Dec
2
comment Should I install programs from a source tarball (`.tar.gz`), from the Ubuntu Software Centre, or from elsewhere?
If asked as four separate questions, the answer would/should be the same for all four: prefer installing/updating using a pkg manager from repo's (main or 3rd party). If that's not an option, then you can start getting into the general pro's & con's of this 'n that -- but at that point it probably boils down what app is being used & what you specifically want to do with it. (E.g., I install the standard provided "java" from the public repo, but as a developer I also install 5 different versions in /opt/java via tar.gz's).
Sep
29
comment Setting up JAVA_HOME and CLASSPATH correctly on 12.04
If an output log file was created, then the log4 config was found and this answer is correct.
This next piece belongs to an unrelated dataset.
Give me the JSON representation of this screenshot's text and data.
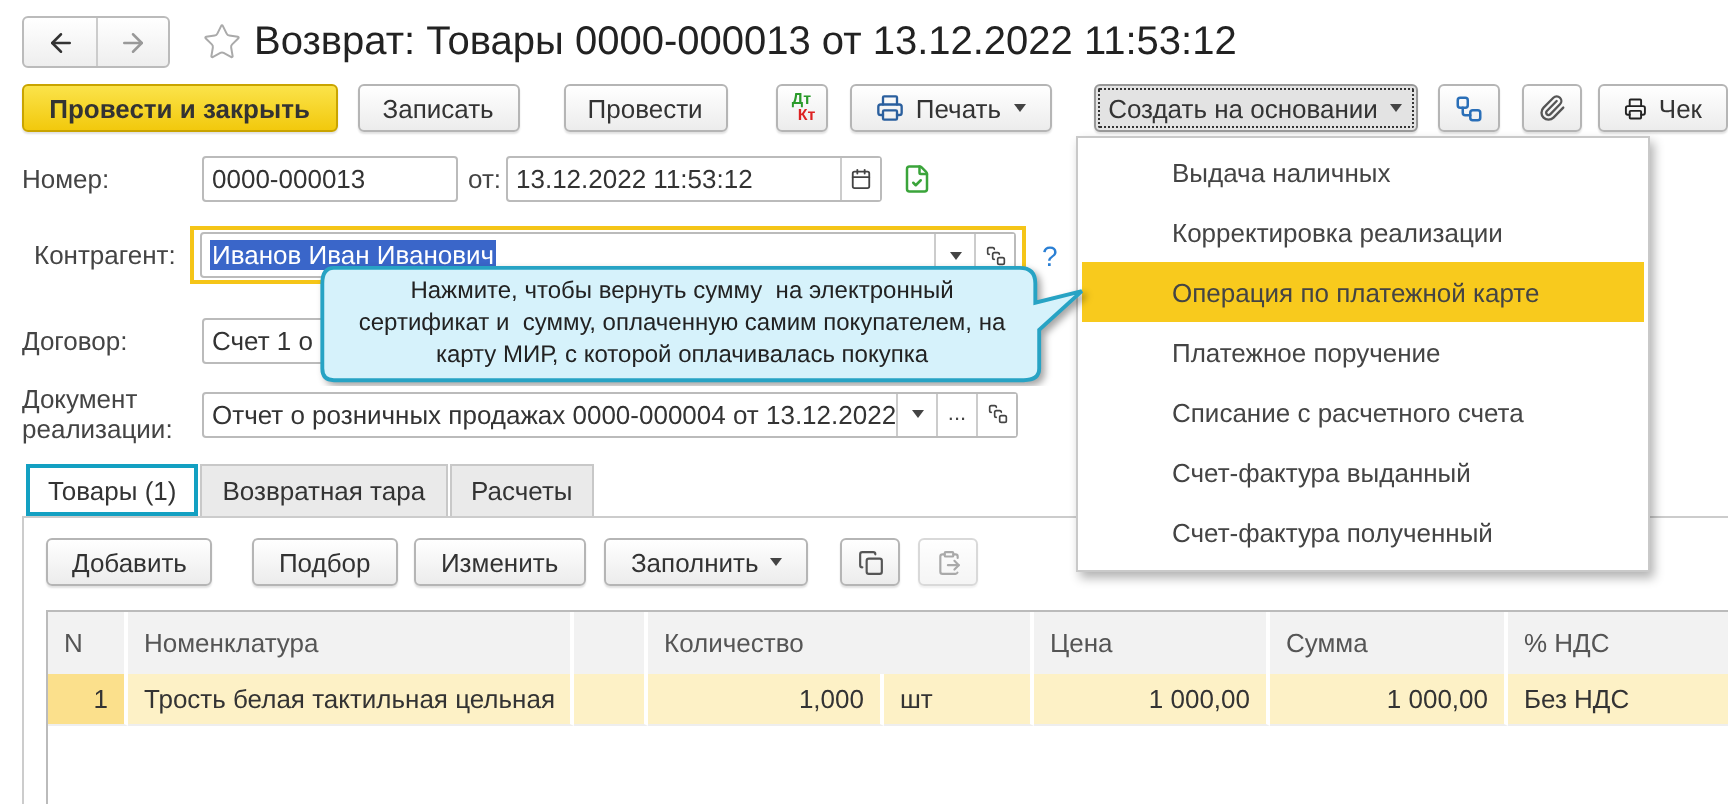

If no log file was created, the log4j config file was likely not found at all. Normally a log4j config should have a default appender including everything under "org.*" , "com.*", etc., to avoid errors like this. There's also a chance that this message was printed before logging was completely configured, and later log messages actually did make it to the log file. If this is your own app, then using slf4j instead of (or as a wrapper for) log4j will make your logging and your life much simpler.
Sep
29
comment Setting up JAVA_HOME and CLASSPATH correctly on 12.04
@sridhara a classpath usually lists actual jars. Directories are for "exploded" (unarchived) jars or other unarchived resources (such as log4j config.) (A directory of jars can also be specified: see askubuntu.com/questions/186693/… ) That being said, setting a global CLASSPATH is bad/wrong. Rather, there should be one classpath per individual application: thus use command-line options (e.g, java -cp dir1:dir2/foo.jar:dir3). (Note: depending on the tool, the cmd line option might be -classpath or just -cp).
Sep
29
comment Setting up JAVA_HOME and CLASSPATH correctly on 12.04
Neither JAVA_HOME nor CLASSPATH are "required" to run Java apps. By convention, shell scripts invoking Java apps may use JAVA_HOME to point to one JVM when there's more than one installed, or it's installed in a non-standard directory not in the PATH. If not programming (ie: using multiple JVM's + mvn/ant etc), don't set it; just use (g)alternatives to put Java in your default PATH. If you do set JAVA_HOME, the executable is always $JAVA_HOME/bin/java. The var CLASSPATH is used by the JVM, but don't set it (very error-prone). Instead use the cmd line options for javac/java/ant/mvn.
Sep
29
comment Setting Java CLASSPATH
+1 on not using env vars, but rather using the command-line options. For more context, see my answer here on the same subject: askubuntu.com/questions/186693/…
Sep
17
comment I'm having problems with Ubuntu
choosing (vs. simply not knowing) to misspell words like "coz" (vs. "because") or starting the subject with "HEllo" will get you down-voted before your question is even read, regardless of the quality of the question.